*REQUIREMENT*
Go through the records below and copy out every line holding "symbol".

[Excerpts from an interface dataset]

=== Section Start ===

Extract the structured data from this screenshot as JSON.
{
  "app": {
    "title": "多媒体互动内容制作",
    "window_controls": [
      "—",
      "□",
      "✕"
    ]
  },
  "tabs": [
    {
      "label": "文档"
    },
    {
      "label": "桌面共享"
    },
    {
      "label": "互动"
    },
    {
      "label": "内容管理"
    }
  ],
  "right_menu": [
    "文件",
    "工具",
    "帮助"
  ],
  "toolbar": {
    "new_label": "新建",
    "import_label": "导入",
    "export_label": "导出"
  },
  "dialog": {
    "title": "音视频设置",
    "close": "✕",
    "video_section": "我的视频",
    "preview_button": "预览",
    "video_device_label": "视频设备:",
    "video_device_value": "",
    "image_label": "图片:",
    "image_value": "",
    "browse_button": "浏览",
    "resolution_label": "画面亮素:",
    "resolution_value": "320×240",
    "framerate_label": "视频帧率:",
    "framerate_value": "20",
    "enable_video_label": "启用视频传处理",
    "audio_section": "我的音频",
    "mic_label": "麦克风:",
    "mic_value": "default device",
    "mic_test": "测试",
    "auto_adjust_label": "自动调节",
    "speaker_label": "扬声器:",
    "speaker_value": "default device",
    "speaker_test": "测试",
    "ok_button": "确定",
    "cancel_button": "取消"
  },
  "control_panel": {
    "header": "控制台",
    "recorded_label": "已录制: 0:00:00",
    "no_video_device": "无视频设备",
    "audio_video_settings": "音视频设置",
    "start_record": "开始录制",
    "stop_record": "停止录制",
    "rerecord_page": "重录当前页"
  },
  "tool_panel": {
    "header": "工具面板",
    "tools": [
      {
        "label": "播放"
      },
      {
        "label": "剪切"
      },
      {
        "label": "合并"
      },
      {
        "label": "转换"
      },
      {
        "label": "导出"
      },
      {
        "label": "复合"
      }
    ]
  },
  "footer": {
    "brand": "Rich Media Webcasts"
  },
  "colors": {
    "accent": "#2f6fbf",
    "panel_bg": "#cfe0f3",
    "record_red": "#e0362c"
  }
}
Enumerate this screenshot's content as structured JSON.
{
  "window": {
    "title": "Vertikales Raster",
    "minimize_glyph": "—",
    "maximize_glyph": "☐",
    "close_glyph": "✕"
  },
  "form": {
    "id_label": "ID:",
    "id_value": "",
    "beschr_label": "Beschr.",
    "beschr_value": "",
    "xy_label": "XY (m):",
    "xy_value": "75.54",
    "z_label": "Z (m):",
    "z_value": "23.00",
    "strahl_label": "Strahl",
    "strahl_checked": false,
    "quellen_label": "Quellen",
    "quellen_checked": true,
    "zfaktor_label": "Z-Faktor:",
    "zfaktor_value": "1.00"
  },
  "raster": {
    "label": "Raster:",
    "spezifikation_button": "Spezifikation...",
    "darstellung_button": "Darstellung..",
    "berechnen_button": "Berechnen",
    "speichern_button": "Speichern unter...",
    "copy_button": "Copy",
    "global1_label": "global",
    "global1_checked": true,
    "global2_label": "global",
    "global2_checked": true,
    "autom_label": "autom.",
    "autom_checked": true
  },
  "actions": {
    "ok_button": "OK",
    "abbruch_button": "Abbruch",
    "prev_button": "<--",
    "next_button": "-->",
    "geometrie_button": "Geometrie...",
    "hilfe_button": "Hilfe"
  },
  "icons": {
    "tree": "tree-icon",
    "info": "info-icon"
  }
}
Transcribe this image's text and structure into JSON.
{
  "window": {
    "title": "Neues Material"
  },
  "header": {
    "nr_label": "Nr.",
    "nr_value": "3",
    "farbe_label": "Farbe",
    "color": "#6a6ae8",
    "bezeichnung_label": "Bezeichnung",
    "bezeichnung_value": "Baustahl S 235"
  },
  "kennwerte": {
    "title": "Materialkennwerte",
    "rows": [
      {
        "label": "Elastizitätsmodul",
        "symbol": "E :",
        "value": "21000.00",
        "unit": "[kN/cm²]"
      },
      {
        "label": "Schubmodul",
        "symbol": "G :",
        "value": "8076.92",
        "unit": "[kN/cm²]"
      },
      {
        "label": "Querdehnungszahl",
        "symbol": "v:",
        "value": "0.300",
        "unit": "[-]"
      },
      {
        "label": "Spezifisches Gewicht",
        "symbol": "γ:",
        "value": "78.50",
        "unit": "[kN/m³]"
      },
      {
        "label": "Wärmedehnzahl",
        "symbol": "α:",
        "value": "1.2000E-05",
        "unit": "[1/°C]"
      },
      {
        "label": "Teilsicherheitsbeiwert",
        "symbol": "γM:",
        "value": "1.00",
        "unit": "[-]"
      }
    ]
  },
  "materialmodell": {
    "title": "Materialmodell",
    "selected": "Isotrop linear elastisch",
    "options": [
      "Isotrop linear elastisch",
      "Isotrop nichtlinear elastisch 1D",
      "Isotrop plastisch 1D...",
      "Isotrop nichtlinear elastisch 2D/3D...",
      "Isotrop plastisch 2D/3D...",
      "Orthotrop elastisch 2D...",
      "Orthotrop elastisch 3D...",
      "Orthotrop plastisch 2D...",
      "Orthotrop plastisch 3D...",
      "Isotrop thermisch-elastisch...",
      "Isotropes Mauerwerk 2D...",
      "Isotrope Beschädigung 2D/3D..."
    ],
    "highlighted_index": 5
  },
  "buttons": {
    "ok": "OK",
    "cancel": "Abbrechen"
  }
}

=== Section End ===

*SOLUTION*
        "symbol": "E :",
        "symbol": "G :",
        "symbol": "v:",
        "symbol": "γ:",
        "symbol": "α:",
        "symbol": "γM:",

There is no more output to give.